The ice cream theory also works with internal communications — especially when big changes are afoot. When an organization needs to launch big changes, it often puts the CEO on a video broadcast to all employees. Everybody hears it at the same time. What’s wrong with that? Well, frankly … nobody trusts the CEO. It’s not that the CEO is a bad person; it’s just that most employees don’t know him or her. Without a personal relationship, it’s hard to know whom to trust. It’s like sending a press release to a reporter without first preparing the rest of the ice cream cone. The reporter needs further confirmation. So do your employees.
Bain & Company develops this concept in two parts: 1) the sponsorship spine; 2) the communication cascade. The sponsorship spine is very similar to the ice cream cone. Ask yourself two questions: Who are we trying to influence? Whom do they trust? Let’s say you’re trying to influence Department Z. Whom do they trust? Well … it’s Mary, a long-term employee who is widely respected for her experience and wisdom. Mary may or may not be Department Z’s manager. Then ask another question: whom does Mary trust? Let’s say it’s Inga. Then, whom does Inga trust? Let’s say it’s Grover. Keep asking the whom-do-they-trust question until you’ve reached the executive suites. You’ve now established the sponsorship spine.

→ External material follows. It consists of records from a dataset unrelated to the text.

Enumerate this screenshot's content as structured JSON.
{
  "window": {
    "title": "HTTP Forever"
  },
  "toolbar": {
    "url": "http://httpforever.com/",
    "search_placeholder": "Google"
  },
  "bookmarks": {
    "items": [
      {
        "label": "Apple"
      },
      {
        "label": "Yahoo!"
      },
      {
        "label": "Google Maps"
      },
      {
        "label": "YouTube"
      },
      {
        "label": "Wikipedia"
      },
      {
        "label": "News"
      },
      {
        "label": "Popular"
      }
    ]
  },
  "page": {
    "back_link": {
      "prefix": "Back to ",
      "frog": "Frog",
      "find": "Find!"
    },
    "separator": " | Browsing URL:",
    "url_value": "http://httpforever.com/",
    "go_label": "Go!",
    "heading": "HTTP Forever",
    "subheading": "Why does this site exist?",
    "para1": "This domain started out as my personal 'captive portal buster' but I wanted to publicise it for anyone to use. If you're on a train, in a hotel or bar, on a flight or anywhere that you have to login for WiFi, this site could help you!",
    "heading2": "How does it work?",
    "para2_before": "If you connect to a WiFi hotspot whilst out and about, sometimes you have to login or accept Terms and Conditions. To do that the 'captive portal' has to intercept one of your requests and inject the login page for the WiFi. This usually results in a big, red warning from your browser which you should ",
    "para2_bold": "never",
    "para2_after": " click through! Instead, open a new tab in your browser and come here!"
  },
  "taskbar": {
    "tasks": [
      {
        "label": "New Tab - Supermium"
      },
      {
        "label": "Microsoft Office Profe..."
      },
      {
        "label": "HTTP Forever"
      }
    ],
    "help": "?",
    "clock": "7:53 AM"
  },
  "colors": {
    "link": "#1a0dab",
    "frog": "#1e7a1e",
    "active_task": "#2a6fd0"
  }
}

Once you’ve identified the spine, you can start the cascade. The key ideas are to start from the top, speak to people who know you and trust you, speak to them personally in face-to-face settings, and always invite feedback (and listen carefully to it). If you need to make adjustments based on the feedback, then do so. Then ask the people you’ve spoken with to cascade the message down one level. Repeat the process throughout the organization. Ultimately, everybody in the organization hears the message personally from someone they trust.
And what about the CEO? He or she can still play a role. My advice is that the CEO should speak after the cascade is complete. The CEO confirms and reinforces the message, but doesn’t introduce it. People hear the message from a trusted source and then have it verified by someone in authority. That reinforces the sponsor’s trustworthiness and speaks to both our emotional and our logical sides. That, in turn, helps the message sink in and prepares us for action.

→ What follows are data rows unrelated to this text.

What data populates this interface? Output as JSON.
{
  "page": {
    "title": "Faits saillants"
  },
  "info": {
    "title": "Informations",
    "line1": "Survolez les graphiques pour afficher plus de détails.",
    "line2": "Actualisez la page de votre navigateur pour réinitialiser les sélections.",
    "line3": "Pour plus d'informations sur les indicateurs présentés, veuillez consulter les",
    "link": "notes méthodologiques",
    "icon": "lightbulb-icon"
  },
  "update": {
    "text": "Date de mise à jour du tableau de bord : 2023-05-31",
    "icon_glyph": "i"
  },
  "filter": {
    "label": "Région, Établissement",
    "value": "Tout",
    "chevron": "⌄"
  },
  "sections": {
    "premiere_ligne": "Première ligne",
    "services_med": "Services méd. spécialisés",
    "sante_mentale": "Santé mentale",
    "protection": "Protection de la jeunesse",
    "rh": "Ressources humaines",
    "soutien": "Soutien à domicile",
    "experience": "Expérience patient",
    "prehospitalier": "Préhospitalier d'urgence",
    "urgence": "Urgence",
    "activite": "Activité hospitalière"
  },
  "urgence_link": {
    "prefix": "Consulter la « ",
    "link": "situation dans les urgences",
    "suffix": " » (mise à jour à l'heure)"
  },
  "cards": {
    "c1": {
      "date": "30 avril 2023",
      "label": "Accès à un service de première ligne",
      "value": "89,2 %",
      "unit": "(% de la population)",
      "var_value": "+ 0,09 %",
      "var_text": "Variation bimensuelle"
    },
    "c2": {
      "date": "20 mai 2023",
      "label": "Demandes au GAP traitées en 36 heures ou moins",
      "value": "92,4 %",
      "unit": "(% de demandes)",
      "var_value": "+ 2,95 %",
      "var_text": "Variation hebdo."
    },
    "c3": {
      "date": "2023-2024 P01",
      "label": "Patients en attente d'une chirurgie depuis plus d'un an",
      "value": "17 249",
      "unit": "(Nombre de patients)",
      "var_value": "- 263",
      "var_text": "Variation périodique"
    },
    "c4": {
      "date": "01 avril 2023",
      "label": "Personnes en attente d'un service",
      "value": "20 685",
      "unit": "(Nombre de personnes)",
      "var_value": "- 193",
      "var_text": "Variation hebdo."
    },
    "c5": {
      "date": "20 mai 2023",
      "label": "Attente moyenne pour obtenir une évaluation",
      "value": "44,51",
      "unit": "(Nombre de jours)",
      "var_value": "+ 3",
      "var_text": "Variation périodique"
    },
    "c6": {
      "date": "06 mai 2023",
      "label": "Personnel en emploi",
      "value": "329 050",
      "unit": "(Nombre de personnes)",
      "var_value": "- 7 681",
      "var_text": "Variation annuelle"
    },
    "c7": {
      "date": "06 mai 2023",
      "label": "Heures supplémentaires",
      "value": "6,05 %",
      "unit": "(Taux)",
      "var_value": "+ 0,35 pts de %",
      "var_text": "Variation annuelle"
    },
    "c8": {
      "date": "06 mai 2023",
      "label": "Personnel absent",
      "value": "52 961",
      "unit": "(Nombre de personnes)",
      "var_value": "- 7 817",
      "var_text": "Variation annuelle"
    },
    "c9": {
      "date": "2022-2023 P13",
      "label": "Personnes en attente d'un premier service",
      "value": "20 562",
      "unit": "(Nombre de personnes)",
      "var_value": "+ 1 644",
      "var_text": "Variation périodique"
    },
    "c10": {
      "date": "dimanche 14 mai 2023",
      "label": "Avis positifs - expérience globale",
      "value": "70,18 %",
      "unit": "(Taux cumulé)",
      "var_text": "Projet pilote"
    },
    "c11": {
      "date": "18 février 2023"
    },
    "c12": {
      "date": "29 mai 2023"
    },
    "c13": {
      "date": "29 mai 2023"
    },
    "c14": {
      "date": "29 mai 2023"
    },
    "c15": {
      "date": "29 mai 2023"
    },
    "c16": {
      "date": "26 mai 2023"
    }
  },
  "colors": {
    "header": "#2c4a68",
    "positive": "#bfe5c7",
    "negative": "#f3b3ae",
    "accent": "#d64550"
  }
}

You can find the full article from Bain & Company by clicking here.
You want to convince your organization of the need for change. So, you create a killer speech and deliver it convincingly. The job’s done, right? Wrong.
Even if you deliver a great speech to your entire organization, you still have a lot more work to do. It’s just possible that some people in your organization will oppose your changes. They may react to your message with fear rather than trust. They may believe that the change you propose will create more problems rather than more solutions.
What to do? Recruit other leaders within your organization to sponsor the message. Recruit your thought leaders and opinion leaders — not just your senior managers. Your opinion leaders will come from all levels of your organization. You may well know who they are already. If you don’t, just ask around — people will tell you whom they trust. To recruit trusted opinion leaders to your side, just sit down with each of them and ask for their help. Explain why the change is necessary and why you need their help. Then explain the key elements of the message that you would like them to sponsor.
If you ask for support early in the change process, you’re likely to get it. On the other hand, if you give your killer speech first and then ask for support, it may be harder to get. Opinions have already formed and positions have started to solidify. Like voting in Chicago, you need to recruit sponsors early and often. Learn more in the video.